◆ WORK INSTRUCTIONS ◆
The copy must match the data word for word and contain no pictures.
[SUPPLIED RECORDS — start]
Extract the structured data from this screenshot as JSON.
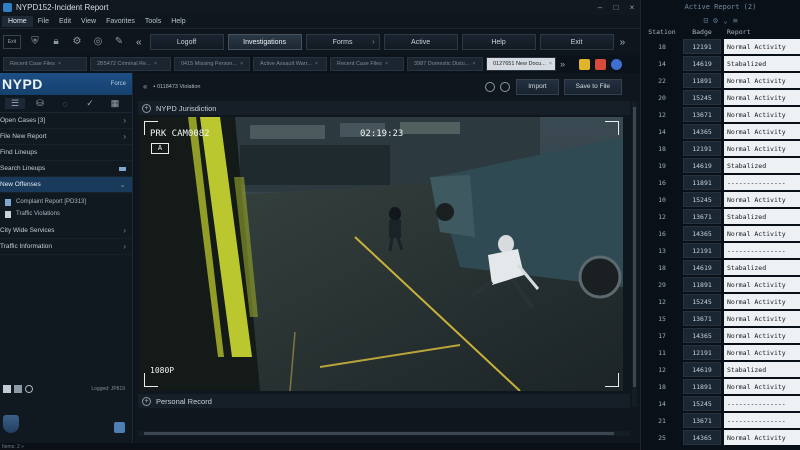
{
  "window": {
    "title": "NYPD152-Incident Report",
    "controls": [
      "–",
      "□",
      "×"
    ]
  },
  "menu": {
    "home": "Home",
    "items": [
      "File",
      "Edit",
      "View",
      "Favorites",
      "Tools",
      "Help"
    ]
  },
  "toolbar": {
    "exit_icon_label": "Exit",
    "nav_buttons": [
      {
        "label": "Logoff",
        "chevron": ""
      },
      {
        "label": "Investigations",
        "chevron": ""
      },
      {
        "label": "Forms",
        "chevron": "›"
      },
      {
        "label": "Active",
        "chevron": ""
      },
      {
        "label": "Help",
        "chevron": ""
      },
      {
        "label": "Exit",
        "chevron": ""
      }
    ],
    "back_chevron": "«",
    "forward_chevron": "»"
  },
  "doc_tabs": [
    {
      "label": "Recent Case Files",
      "active": false
    },
    {
      "label": "2B5472 Criminal Re...",
      "active": false
    },
    {
      "label": "0415 Missing Person...",
      "active": false
    },
    {
      "label": "Active Assault Warr...",
      "active": false
    },
    {
      "label": "Recent Case Files",
      "active": false
    },
    {
      "label": "3987 Domestic Distu...",
      "active": false
    },
    {
      "label": "0127651 New Docu...",
      "active": true
    }
  ],
  "sidebar": {
    "logo": "NYPD",
    "force": "Force",
    "items": [
      {
        "label": "Open Cases  [3]",
        "chevron": "›",
        "highlight": false
      },
      {
        "label": "File New Report",
        "chevron": "›",
        "highlight": false
      },
      {
        "label": "Find Lineups",
        "chevron": "",
        "highlight": false
      },
      {
        "label": "Search Lineups",
        "chevron": "",
        "highlight": false
      },
      {
        "label": "New Offenses",
        "chevron": "⌄",
        "highlight": true
      }
    ],
    "subitems": [
      "Complaint Report [PD313]",
      "Traffic Violations"
    ],
    "items2": [
      {
        "label": "City Wide Services",
        "chevron": "›"
      },
      {
        "label": "Traffic Information",
        "chevron": "›"
      }
    ],
    "logged": "Logged: JP819"
  },
  "content": {
    "breadcrumb": "0118473 Violation",
    "import_label": "Import",
    "save_label": "Save to File",
    "jurisdiction": "NYPD Jurisdiction",
    "personal_record": "Personal Record"
  },
  "feed": {
    "camera": "PRK CAM0082",
    "mode": "A",
    "time": "02:19:23",
    "resolution": "1080P"
  },
  "statusbar": {
    "text": "Items: 2  »"
  },
  "right_panel": {
    "title": "Active Report (2)",
    "headers": [
      "Station",
      "Badge",
      "Report"
    ],
    "rows": [
      [
        "18",
        "12191",
        "Normal Activity"
      ],
      [
        "14",
        "14619",
        "Stabalized"
      ],
      [
        "22",
        "11891",
        "Normal Activity"
      ],
      [
        "20",
        "15245",
        "Normal Activity"
      ],
      [
        "12",
        "13671",
        "Normal Activity"
      ],
      [
        "14",
        "14365",
        "Normal Activity"
      ],
      [
        "18",
        "12191",
        "Normal Activity"
      ],
      [
        "19",
        "14619",
        "Stabalized"
      ],
      [
        "16",
        "11891",
        "---------------"
      ],
      [
        "10",
        "15245",
        "Normal Activity"
      ],
      [
        "12",
        "13671",
        "Stabalized"
      ],
      [
        "16",
        "14365",
        "Normal Activity"
      ],
      [
        "13",
        "12191",
        "---------------"
      ],
      [
        "18",
        "14619",
        "Stabalized"
      ],
      [
        "29",
        "11891",
        "Normal Activity"
      ],
      [
        "12",
        "15245",
        "Normal Activity"
      ],
      [
        "15",
        "13671",
        "Normal Activity"
      ],
      [
        "17",
        "14365",
        "Normal Activity"
      ],
      [
        "11",
        "12191",
        "Normal Activity"
      ],
      [
        "12",
        "14619",
        "Stabalized"
      ],
      [
        "18",
        "11891",
        "Normal Activity"
      ],
      [
        "14",
        "15245",
        "---------------"
      ],
      [
        "21",
        "13671",
        "---------------"
      ],
      [
        "25",
        "14365",
        "Normal Activity"
      ]
    ]
  }
}
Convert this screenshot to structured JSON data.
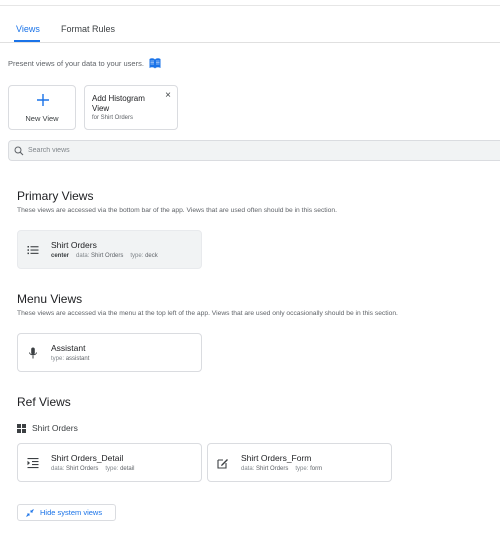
{
  "tabs": [
    {
      "label": "Views",
      "active": true
    },
    {
      "label": "Format Rules",
      "active": false
    }
  ],
  "intro_text": "Present views of your data to your users.",
  "new_view": {
    "label": "New View"
  },
  "suggestion": {
    "title": "Add Histogram View",
    "subtitle": "for Shirt Orders",
    "close": "×"
  },
  "search": {
    "placeholder": "Search views",
    "value": ""
  },
  "sections": {
    "primary": {
      "title": "Primary Views",
      "description": "These views are accessed via the bottom bar of the app. Views that are used often should be in this section.",
      "views": [
        {
          "name": "Shirt Orders",
          "position": "center",
          "data_label": "data:",
          "data": "Shirt Orders",
          "type_label": "type:",
          "type": "deck",
          "icon": "list-icon"
        }
      ]
    },
    "menu": {
      "title": "Menu Views",
      "description": "These views are accessed via the menu at the top left of the app. Views that are used only occasionally should be in this section.",
      "views": [
        {
          "name": "Assistant",
          "type_label": "type:",
          "type": "assistant",
          "icon": "microphone-icon"
        }
      ]
    },
    "ref": {
      "title": "Ref Views",
      "group_label": "Shirt Orders",
      "views": [
        {
          "name": "Shirt Orders_Detail",
          "data_label": "data:",
          "data": "Shirt Orders",
          "type_label": "type:",
          "type": "detail",
          "icon": "detail-icon"
        },
        {
          "name": "Shirt Orders_Form",
          "data_label": "data:",
          "data": "Shirt Orders",
          "type_label": "type:",
          "type": "form",
          "icon": "edit-icon"
        }
      ]
    }
  },
  "hide_system_views": "Hide system views",
  "colors": {
    "accent": "#1a73e8",
    "text": "#202124",
    "muted": "#5f6368",
    "card_shade": "#f1f3f4"
  }
}
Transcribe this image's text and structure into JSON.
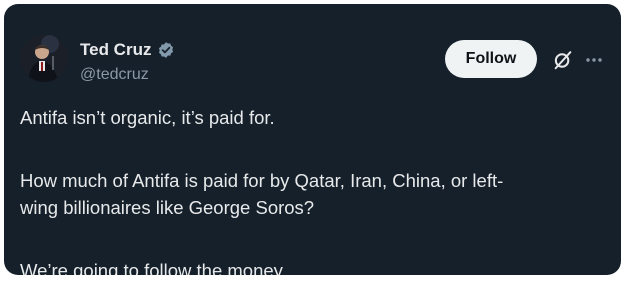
{
  "author": {
    "display_name": "Ted Cruz",
    "handle": "@tedcruz"
  },
  "actions": {
    "follow_label": "Follow"
  },
  "icons": {
    "verified": "verified-badge-icon",
    "grok": "grok-icon",
    "more": "more-options-icon"
  },
  "tweet": {
    "paragraphs": [
      "Antifa isn’t organic, it’s paid for.",
      "How much of Antifa is paid for by Qatar, Iran, China, or left-",
      "wing billionaires like George Soros?",
      "We’re going to follow the money."
    ]
  },
  "colors": {
    "background": "#15202b",
    "text_primary": "#e7e9ea",
    "text_secondary": "#8b98a5",
    "button_bg": "#eff3f4",
    "badge": "#829aab"
  }
}
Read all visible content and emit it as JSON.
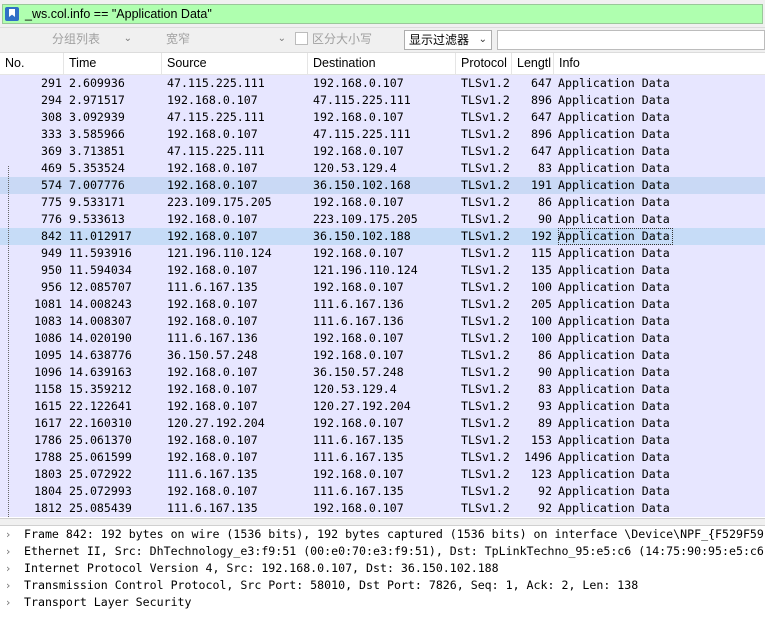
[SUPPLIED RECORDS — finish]
◆ RESPONSE BOX ◆
Extract the structured data from this screenshot as JSON.
{
  "window": {
    "title": "NYPD152-Incident Report",
    "controls": [
      "–",
      "□",
      "×"
    ]
  },
  "menu": {
    "home": "Home",
    "items": [
      "File",
      "Edit",
      "View",
      "Favorites",
      "Tools",
      "Help"
    ]
  },
  "toolbar": {
    "exit_icon_label": "Exit",
    "nav_buttons": [
      {
        "label": "Logoff",
        "chevron": ""
      },
      {
        "label": "Investigations",
        "chevron": ""
      },
      {
        "label": "Forms",
        "chevron": "›"
      },
      {
        "label": "Active",
        "chevron": ""
      },
      {
        "label": "Help",
        "chevron": ""
      },
      {
        "label": "Exit",
        "chevron": ""
      }
    ],
    "back_chevron": "«",
    "forward_chevron": "»"
  },
  "doc_tabs": [
    {
      "label": "Recent Case Files",
      "active": false
    },
    {
      "label": "2B5472 Criminal Re...",
      "active": false
    },
    {
      "label": "0415 Missing Person...",
      "active": false
    },
    {
      "label": "Active Assault Warr...",
      "active": false
    },
    {
      "label": "Recent Case Files",
      "active": false
    },
    {
      "label": "3987 Domestic Distu...",
      "active": false
    },
    {
      "label": "0127651 New Docu...",
      "active": true
    }
  ],
  "sidebar": {
    "logo": "NYPD",
    "force": "Force",
    "items": [
      {
        "label": "Open Cases  [3]",
        "chevron": "›",
        "highlight": false
      },
      {
        "label": "File New Report",
        "chevron": "›",
        "highlight": false
      },
      {
        "label": "Find Lineups",
        "chevron": "",
        "highlight": false
      },
      {
        "label": "Search Lineups",
        "chevron": "",
        "highlight": false
      },
      {
        "label": "New Offenses",
        "chevron": "⌄",
        "highlight": true
      }
    ],
    "subitems": [
      "Complaint Report [PD313]",
      "Traffic Violations"
    ],
    "items2": [
      {
        "label": "City Wide Services",
        "chevron": "›"
      },
      {
        "label": "Traffic Information",
        "chevron": "›"
      }
    ],
    "logged": "Logged: JP819"
  },
  "content": {
    "breadcrumb": "0118473 Violation",
    "import_label": "Import",
    "save_label": "Save to File",
    "jurisdiction": "NYPD Jurisdiction",
    "personal_record": "Personal Record"
  },
  "feed": {
    "camera": "PRK CAM0082",
    "mode": "A",
    "time": "02:19:23",
    "resolution": "1080P"
  },
  "statusbar": {
    "text": "Items: 2  »"
  },
  "right_panel": {
    "title": "Active Report (2)",
    "headers": [
      "Station",
      "Badge",
      "Report"
    ],
    "rows": [
      [
        "18",
        "12191",
        "Normal Activity"
      ],
      [
        "14",
        "14619",
        "Stabalized"
      ],
      [
        "22",
        "11891",
        "Normal Activity"
      ],
      [
        "20",
        "15245",
        "Normal Activity"
      ],
      [
        "12",
        "13671",
        "Normal Activity"
      ],
      [
        "14",
        "14365",
        "Normal Activity"
      ],
      [
        "18",
        "12191",
        "Normal Activity"
      ],
      [
        "19",
        "14619",
        "Stabalized"
      ],
      [
        "16",
        "11891",
        "---------------"
      ],
      [
        "10",
        "15245",
        "Normal Activity"
      ],
      [
        "12",
        "13671",
        "Stabalized"
      ],
      [
        "16",
        "14365",
        "Normal Activity"
      ],
      [
        "13",
        "12191",
        "---------------"
      ],
      [
        "18",
        "14619",
        "Stabalized"
      ],
      [
        "29",
        "11891",
        "Normal Activity"
      ],
      [
        "12",
        "15245",
        "Normal Activity"
      ],
      [
        "15",
        "13671",
        "Normal Activity"
      ],
      [
        "17",
        "14365",
        "Normal Activity"
      ],
      [
        "11",
        "12191",
        "Normal Activity"
      ],
      [
        "12",
        "14619",
        "Stabalized"
      ],
      [
        "18",
        "11891",
        "Normal Activity"
      ],
      [
        "14",
        "15245",
        "---------------"
      ],
      [
        "21",
        "13671",
        "---------------"
      ],
      [
        "25",
        "14365",
        "Normal Activity"
      ]
    ]
  }
}
Convert this screenshot to structured JSON data.
{
  "tabs": [
    {
      "label": "Views",
      "active": true
    },
    {
      "label": "Format Rules",
      "active": false
    }
  ],
  "intro_text": "Present views of your data to your users.",
  "new_view": {
    "label": "New View"
  },
  "suggestion": {
    "title": "Add Histogram View",
    "subtitle": "for Shirt Orders",
    "close": "×"
  },
  "search": {
    "placeholder": "Search views",
    "value": ""
  },
  "sections": {
    "primary": {
      "title": "Primary Views",
      "description": "These views are accessed via the bottom bar of the app. Views that are used often should be in this section.",
      "views": [
        {
          "name": "Shirt Orders",
          "position": "center",
          "data_label": "data:",
          "data": "Shirt Orders",
          "type_label": "type:",
          "type": "deck",
          "icon": "list-icon"
        }
      ]
    },
    "menu": {
      "title": "Menu Views",
      "description": "These views are accessed via the menu at the top left of the app. Views that are used only occasionally should be in this section.",
      "views": [
        {
          "name": "Assistant",
          "type_label": "type:",
          "type": "assistant",
          "icon": "microphone-icon"
        }
      ]
    },
    "ref": {
      "title": "Ref Views",
      "group_label": "Shirt Orders",
      "views": [
        {
          "name": "Shirt Orders_Detail",
          "data_label": "data:",
          "data": "Shirt Orders",
          "type_label": "type:",
          "type": "detail",
          "icon": "detail-icon"
        },
        {
          "name": "Shirt Orders_Form",
          "data_label": "data:",
          "data": "Shirt Orders",
          "type_label": "type:",
          "type": "form",
          "icon": "edit-icon"
        }
      ]
    }
  },
  "hide_system_views": "Hide system views",
  "colors": {
    "accent": "#1a73e8",
    "text": "#202124",
    "muted": "#5f6368",
    "card_shade": "#f1f3f4"
  }
}
Transcribe this image's text and structure into JSON.
{
  "author": {
    "display_name": "Ted Cruz",
    "handle": "@tedcruz"
  },
  "actions": {
    "follow_label": "Follow"
  },
  "icons": {
    "verified": "verified-badge-icon",
    "grok": "grok-icon",
    "more": "more-options-icon"
  },
  "tweet": {
    "paragraphs": [
      "Antifa isn’t organic, it’s paid for.",
      "How much of Antifa is paid for by Qatar, Iran, China, or left-",
      "wing billionaires like George Soros?",
      "We’re going to follow the money."
    ]
  },
  "colors": {
    "background": "#15202b",
    "text_primary": "#e7e9ea",
    "text_secondary": "#8b98a5",
    "button_bg": "#eff3f4",
    "badge": "#829aab"
  }
}
Read all visible content and emit it as JSON.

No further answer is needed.